Why are big data big?
Easy things become hard and hard things become easy:
Our ability to generate data far exceeds our ability to extract insight from data.
Lambert (2000), Mahoney (2010)
Single Nucleotide Polymorphisms: the most common type of genetic variation in the genome across different individuals.
They are known locations at the human genome where two alternate nucleotide bases (alleles) are observed (out of A, C, G, T).
… AG CT GT GG CT CC CC CC CC AG AG AG AG AG AA CT AA GG GG CC GG AG CG AC CC AA CC AA GG TT AG CT CG CG CG AT CT CT AG CT AG GG GT GA AG …
… GG TT TT GG TT CC CC CC CC GG AA AG AG AG AA CT AA GG GG CC GG AA GG AA CC AA CC AA GG TT AA TT GG GG GG TT TT CC GG TT GG GG TT GG AA …
… GG TT TT GG TT CC CC CC CC GG AA AG AG AA AG CT AA GG GG CC AG AG CG AC CC AA CC AA GG TT AG CT CG CG CG AT CT CT AG CT AG GG GT GA AG …
… GG TT TT GG TT CC CC CC CC GG AA AG AG AG AA CC GG AA CC CC AG GG CC AC CC AA CG AA GG TT AG CT CG CG CG AT CT CT AG CT AG GT GT GA AG …
… GG TT TT GG TT CC CC CC CC GG AA GG GG GG AA CT AA GG GG CT GG AA CC AC CG AA CC AA GG TT GG CC CG CG CG AT CT CT AG CT AG GG TT GG AA …
… GG TT TT GG TT CC CC CG CC AG AG AG AG AG AA CT AA GG GG CT GG AG CC CC CG AA CC AA GT TT AG CT CG CG CG AT CT CT AG CT AG GG TT GG AA …
… GG TT TT GG TT CC CC CC CC GG AA AG AG AG AA TT AA GG GG CC AG AG CG AA CC AA CG AA GG TT AA TT GG GG GG TT TT CC GG TT GG GT TT GG AA …
Matrices including thousands of individuals and hundreds of thousands if SNPs are available, and more/bigger/better are coming soon.
This can be written as a “matrix,” assume it’s been preprocessed properly, so let’s call black box matrix algorithms.

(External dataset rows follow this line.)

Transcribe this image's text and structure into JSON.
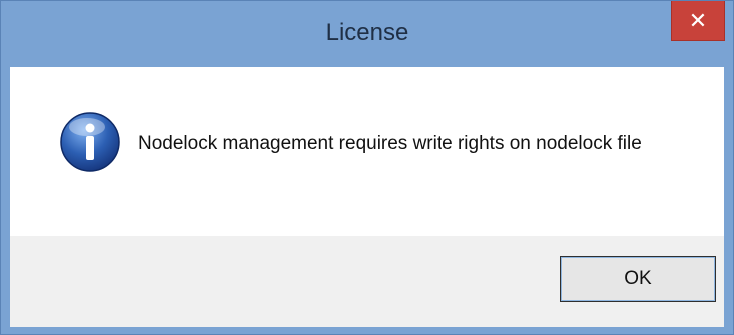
{
  "window": {
    "title": "License",
    "close_icon": "close-icon"
  },
  "message": {
    "icon": "information-icon",
    "text": "Nodelock management requires write rights on nodelock file"
  },
  "buttons": {
    "ok_label": "OK"
  },
  "colors": {
    "titlebar": "#7aa3d3",
    "close_button": "#c8423a",
    "footer": "#f0f0f0",
    "info_icon": "#2c5fb3"
  }
}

Paschou, et al. (2010) J Med Genet
S C Asia & Gujarati
Not altogether satisfactory: the principal components are linear combinations of all SNPs, and – of course – can not be assayed!
Can we find actual SNPs that capture the information in the singular vectors?
Formally: spanning the same subspace, optimizing variance, computationally efficient.
Mahoney and Drineas “CUR Matrix Decompositions for Improved Data Analysis” (PNAS, 2009)
Goal. Solve the following problem:
“While very efficient basis vectors, the (singular) vectors themselves are completely artificial and do not correspond to actual (DNA expression) profiles. . . . Thus, it would be interesting to try to find basis vectors for all experiment vectors, using actual experiment vectors and not artificial bases that offer little insight.” Kuruvilla et al. (2002)
Given an arbitrary matrix, call a black box that I won’t describe.
We can use the same methods to approximate the PCA/SVD.
Selecting PCA SNPs for individual assignment to four continents
(Africa, Europe, Asia, America)
* top 30 PCA-correlated SNPs
SNPs by chromosomal order
Mahoney and Drineas (2009) PNAS
Paschou et al (2007; 2008) PLoS Genetics
Paschou et al (2010) J Med Genet
Drineas et al (2010) PLoS One
Javed et al (2011) Annals Hum Genet
Consider the creation of:
These were driven by new measurement techniques and technological advances, but they led to:
We are in the middle of a similarly big shift!